Two-thirds of the business is “the basic staples — food and groceries, water, beverages, paper. … Stuff that people have to use every day,” says Brown, 62. “It’s not glamorous. It grows with the population. But it’s steady-Eddie and it will be resilient in downturns."
Indeed, “right now our trucking operations are really busy moving all the things people are rushing out to buy. People are starting to understand we are not going to run out of toilet paper.” But rubbing alcohol and some other basic cleaning agents are still in short supply.
“We are beginning to see some customers shutting their stores down — TJ Maxx, Kohl’s," he said. "Their fleet deliveries are being scaled down. We are deploying those trucks into food, groceries, water.”
“They do a lot of automotive business. That’s starting to scale down,” as auto plants send workers home. If it continues, “we may have to have some of those guys work four days a week.” NFI didn’t have to do that in the Great Recession in the late 2000s.
It’s worse for the smaller, specialized truckers. “A friend of mine hauled flowers,” Colombian imports through the Port of Miami to florists. “But now he’s out of business. No one’s doing shows or weddings or catering. If he’s heavily leveraged [in debt] and won’t make the payments, he’ll park the trucks. If he’s got enough stability and enough pockets [of cash], he’ll survive. Or he’ll go bankrupt,” and creditors will probably buy what’s left of the business at a discount.
“A lot of the smaller truckers live on a very short string.

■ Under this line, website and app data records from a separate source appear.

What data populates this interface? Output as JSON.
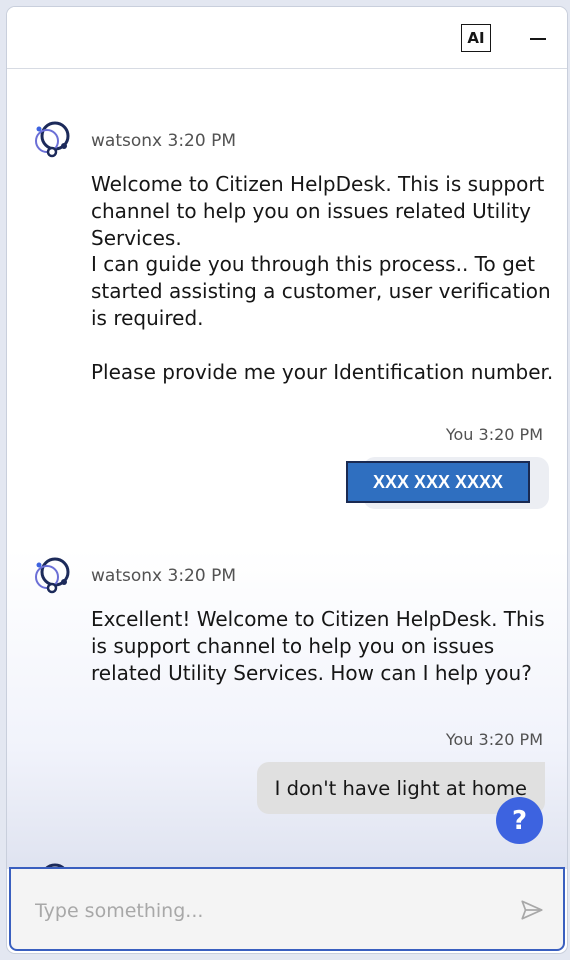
{
  "header": {
    "ai_badge": "AI"
  },
  "messages": [
    {
      "role": "bot",
      "sender": "watsonx",
      "time": "3:20 PM",
      "text": "Welcome to Citizen HelpDesk. This is support channel to help you on issues related Utility Services.\nI can guide you through this process.. To get started assisting a customer, user verification is required.\n\nPlease provide me your Identification number."
    },
    {
      "role": "user",
      "sender": "You",
      "time": "3:20 PM",
      "text": "XXX XXX XXXX"
    },
    {
      "role": "bot",
      "sender": "watsonx",
      "time": "3:20 PM",
      "text": "Excellent! Welcome to Citizen HelpDesk. This is support channel to help you on issues related Utility Services. How can I help you?"
    },
    {
      "role": "user",
      "sender": "You",
      "time": "3:20 PM",
      "text": "I don't have light at home"
    }
  ],
  "help_button": {
    "label": "?"
  },
  "input": {
    "placeholder": "Type something..."
  },
  "colors": {
    "accent": "#3d63e0",
    "id_box": "#2f6fc0",
    "user_bubble": "#e0e0e0"
  }
}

They don’t have reserves, they have nowhere to go” when orders and credit dry up.
Been here before?
“It’s crazy, man. This is the fourth crisis in my lifetime,” said Brown.
During the savings-bank blowup of the late 1980s, “we were one step away from bankruptcy" when lenders suddenly began calling in loan repayments. "That was a scary time.”
It was a shocking end to the easy-credit years of the Reagan administration. “My first warehouses, in Florida and New Jersey, I got almost 100 percent (borrowed) financing,” from lenders who didn’t require the usual stiff down payments, he marveled. “The banks were getting lots of money and they weren’t paying enough attention.”
He had borrowed a lot to buy trucks. “The downturn hit with a double whammy — too much leverage, not enough business.” NFI rebuilt.
A dozen years later, Brown bought into the internet bubble, “I started a logistics company. I raised a lot of money on the outside. We were ahead of our time, setting up warehousing and fulfillment services to for companies’ online sales. We got Lowe’s as a customer. But there weren’t enough sales.”
Then there was the slowdown following the mortgage-banking crisis of 2008-09. A couple of big, New Jersey-based trucking companies — heavily leveraged to private-equity investors — failed, throwing thousands of non-union drivers out of work. Brown said NFI had avoided over-borrowing and didn’t have to lay its people off.
This time, Brown marveled how Amazon, the nation’s top retailer, has unilaterally announced it was going to stop carrying “nonessential” goods so it can haul more bottled water and medical supplies.
Amazon’s decision will have ripple effects on the economy, “'If you’re in the toy business or in the fan business or a lot of other ‘nonconsumer-essential’ businesses, you just lost a major customer," Brown warned. Unlike Amazon, Walmart and Target have vast store networks where they can continue to hold and sell other items. Will suppliers hold Amazon’s failure against the company and seek rival places to sell? “Amazon is so busy, they don’t have to worry about that business," Brown said. "And I don’t know that [suppliers] can quickly find another outlet.”
And that’s the big question, for policymakers trying to keep Americans employed. With warehouses and truckers, "how do you keep them going, how do you keep your people safe? If you get somebody infected in your facility, you have to close the facility, you have to do a thorough cleaning. If you get a large outbreak, you’ll need a massive cleaning. You could be closed some time. So our No. 1 priority is to protect our people so we can keep operating.”